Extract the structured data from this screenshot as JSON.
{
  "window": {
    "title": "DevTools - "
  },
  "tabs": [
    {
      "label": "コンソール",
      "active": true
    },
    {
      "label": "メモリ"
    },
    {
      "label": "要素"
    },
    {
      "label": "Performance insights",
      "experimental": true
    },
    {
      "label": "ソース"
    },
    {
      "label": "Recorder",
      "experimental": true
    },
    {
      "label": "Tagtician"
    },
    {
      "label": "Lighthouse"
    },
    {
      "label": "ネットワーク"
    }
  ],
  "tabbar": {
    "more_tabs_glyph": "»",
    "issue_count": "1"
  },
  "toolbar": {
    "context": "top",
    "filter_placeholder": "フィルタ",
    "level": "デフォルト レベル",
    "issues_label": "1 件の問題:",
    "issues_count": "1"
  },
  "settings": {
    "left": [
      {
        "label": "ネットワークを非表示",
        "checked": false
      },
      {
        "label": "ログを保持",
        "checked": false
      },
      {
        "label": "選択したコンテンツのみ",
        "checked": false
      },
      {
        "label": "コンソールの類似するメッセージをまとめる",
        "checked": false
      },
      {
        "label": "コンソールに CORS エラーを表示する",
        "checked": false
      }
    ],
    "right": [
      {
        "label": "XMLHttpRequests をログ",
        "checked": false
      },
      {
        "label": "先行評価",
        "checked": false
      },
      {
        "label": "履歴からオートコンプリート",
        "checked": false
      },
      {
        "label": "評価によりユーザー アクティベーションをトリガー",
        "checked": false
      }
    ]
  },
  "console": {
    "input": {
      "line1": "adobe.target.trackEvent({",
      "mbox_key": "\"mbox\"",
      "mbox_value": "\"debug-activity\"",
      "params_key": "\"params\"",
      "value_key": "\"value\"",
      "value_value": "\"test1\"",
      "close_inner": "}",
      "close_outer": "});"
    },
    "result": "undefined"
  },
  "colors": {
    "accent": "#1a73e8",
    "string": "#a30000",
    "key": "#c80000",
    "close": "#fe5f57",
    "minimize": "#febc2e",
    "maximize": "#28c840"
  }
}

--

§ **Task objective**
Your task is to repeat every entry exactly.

§ **Exercise output**
Extract the structured data from this screenshot as JSON.
{
  "window": {
    "title": "DevTools - "
  },
  "tabs": [
    {
      "label": "コンソール",
      "active": true
    },
    {
      "label": "メモリ"
    },
    {
      "label": "要素"
    },
    {
      "label": "Performance insights",
      "experimental": true
    },
    {
      "label": "ソース"
    },
    {
      "label": "Recorder",
      "experimental": true
    },
    {
      "label": "Tagtician"
    },
    {
      "label": "Lighthouse"
    },
    {
      "label": "ネットワーク"
    }
  ],
  "tabbar": {
    "more_tabs_glyph": "»",
    "issue_count": "1"
  },
  "toolbar": {
    "context": "top",
    "filter_placeholder": "フィルタ",
    "level": "デフォルト レベル",
    "issues_label": "1 件の問題:",
    "issues_count": "1"
  },
  "settings": {
    "left": [
      {
        "label": "ネットワークを非表示",
        "checked": false
      },
      {
        "label": "ログを保持",
        "checked": false
      },
      {
        "label": "選択したコンテンツのみ",
        "checked": false
      },
      {
        "label": "コンソールの類似するメッセージをまとめる",
        "checked": false
      },
      {
        "label": "コンソールに CORS エラーを表示する",
        "checked": false
      }
    ],
    "right": [
      {
        "label": "XMLHttpRequests をログ",
        "checked": false
      },
      {
        "label": "先行評価",
        "checked": false
      },
      {
        "label": "履歴からオートコンプリート",
        "checked": false
      },
      {
        "label": "評価によりユーザー アクティベーションをトリガー",
        "checked": false
      }
    ]
  },
  "console": {
    "input": {
      "line1": "adobe.target.trackEvent({",
      "mbox_key": "\"mbox\"",
      "mbox_value": "\"debug-activity\"",
      "params_key": "\"params\"",
      "value_key": "\"value\"",
      "value_value": "\"test1\"",
      "close_inner": "}",
      "close_outer": "});"
    },
    "result": "undefined"
  },
  "colors": {
    "accent": "#1a73e8",
    "string": "#a30000",
    "key": "#c80000",
    "close": "#fe5f57",
    "minimize": "#febc2e",
    "maximize": "#28c840"
  }
}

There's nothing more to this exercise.